As a scientist he gets a bunch of skills and starts with a weapon of his choice, INT x 10 x 1d100 silver (a roll of 67 means he starts with 14,070 silver!) and 1d6 scientific gadgets or pieces of equipment appropriate to his field of interest…
His primary area of scientific study will be Ancient Lore (knowledge of the old records and history). While it doesn’t help him build things, it does help him identify artifacts and know a fair chunk about what happened during and prior to the Tragic Millenium (and he knows a lot, with a base skill of 93%). His next area of study is Chemical Lore which is used to identify and create chemicals as well as chemical protective equipment. Witha Chemical Lore skill of 73%, he has a lot of skills and can even manipulate and deal with radioactives safely, and knows how to make gas masks, fire extinguishers and smoke bombs as well as nastier things like poison gas, explosives and acids. He also starts with every other “lore” skill at 58%, pretty effective overall even able to engage in fairly effective bioengineering projects, and how to use basic electrical devices (but can’t create them yet).
His weapon of choice is the spear (because he can throw it as well as melee), but he’s not very skilled with it. As a Granbretanian he learns Pilot Ornithopter at d100 + Manipulation bonus (80%). He also gets 1d6+2 additional skills of his choice (6) at a level of (1d100/2). He picks up First Aid because his Biological Lore level gives him an immediate +10 on it and because it is Knowledge based (his strongest attribute). Dodge sounds like a good skill to enhance his survivability, and he actually has enough money to afford a flamelance (a very long laser rifle that is the standard “magic weapon” of the era) so he picks up that skill also.
He picks up two sets of armor – one of mail for “regular” field work, and a full suit of plate for when he’s in a warzone. A firelance is well within his price range.
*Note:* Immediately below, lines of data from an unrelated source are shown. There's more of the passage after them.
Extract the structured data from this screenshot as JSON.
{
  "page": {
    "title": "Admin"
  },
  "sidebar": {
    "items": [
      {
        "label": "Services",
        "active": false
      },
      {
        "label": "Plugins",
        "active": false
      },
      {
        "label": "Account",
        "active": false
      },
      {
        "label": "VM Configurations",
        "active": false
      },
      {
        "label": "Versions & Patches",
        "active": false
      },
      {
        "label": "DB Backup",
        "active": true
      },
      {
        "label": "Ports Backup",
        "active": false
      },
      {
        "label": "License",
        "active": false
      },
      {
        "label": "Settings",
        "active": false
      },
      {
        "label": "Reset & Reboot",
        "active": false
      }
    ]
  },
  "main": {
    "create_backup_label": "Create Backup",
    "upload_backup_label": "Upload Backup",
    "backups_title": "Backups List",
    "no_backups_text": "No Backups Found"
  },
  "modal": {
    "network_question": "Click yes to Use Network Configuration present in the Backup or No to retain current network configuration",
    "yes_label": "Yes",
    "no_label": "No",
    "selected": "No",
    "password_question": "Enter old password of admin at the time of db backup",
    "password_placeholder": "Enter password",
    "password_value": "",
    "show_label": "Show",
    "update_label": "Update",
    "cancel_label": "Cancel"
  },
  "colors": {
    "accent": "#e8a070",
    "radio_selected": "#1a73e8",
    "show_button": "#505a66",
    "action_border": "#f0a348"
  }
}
With his specialties in ancient lore and chemical lore, his two gadgets are a gas mask and a hand-held magnetic field detector to find charged electrical devices within 5 feet.
Durgan Chirhill – Scientist of the Order of the Serpent
Strength: 15 (+3)
Constitution: 7 (-2)
Intelligence: 21 (+9)
Power: 19 (+7)
Charisma: 8 (-1)
Body Frame: Medium
Height: 5′ 9″
Weight: 160 lbs
Attack Bonus: +19%
Parry Bonus: +10%
Agility Bonus: +10%
Communication Bonus: +15%
Knowledge Bonus: +33%
Manipulation Bonus: +19%
Perception Bonus: +16%
Stealth Bonus: +9%
Hit Points: 7
Damage Bonus: +1d6/+1d4
Read / Write Common | 113%
Read / Write Granbretanian | 113%
Read / Write English | 73%
Ancient Lore | 93%
Chemical Lore | 73%
Biological Lore | 58%
Electrical Lore | 58%
Machine Lore | 58%
Music Lore | 58%
Memorize | 73%
Craft | 59%
Spear Attack | 39%
Spear Parry | 30%
Pilot Ornithopter | 80%
First Aid | 78%
Dodge | 64%
Flamelance Attack | 39%
Hide | 61%
Cartography | 65%
Read / Write German | 48%
Flamelance (39% Attack, 5d6 damage, 100m range)
2 Spears (39% Attack, 30% Parry, 2d6 damage, 15m range)
Platemail with Helm (1d10+2 damage soak)
Chain Armor (1d6 damage soak)
Magnetic Field Detector – 5 ft range
Coach w/2 horses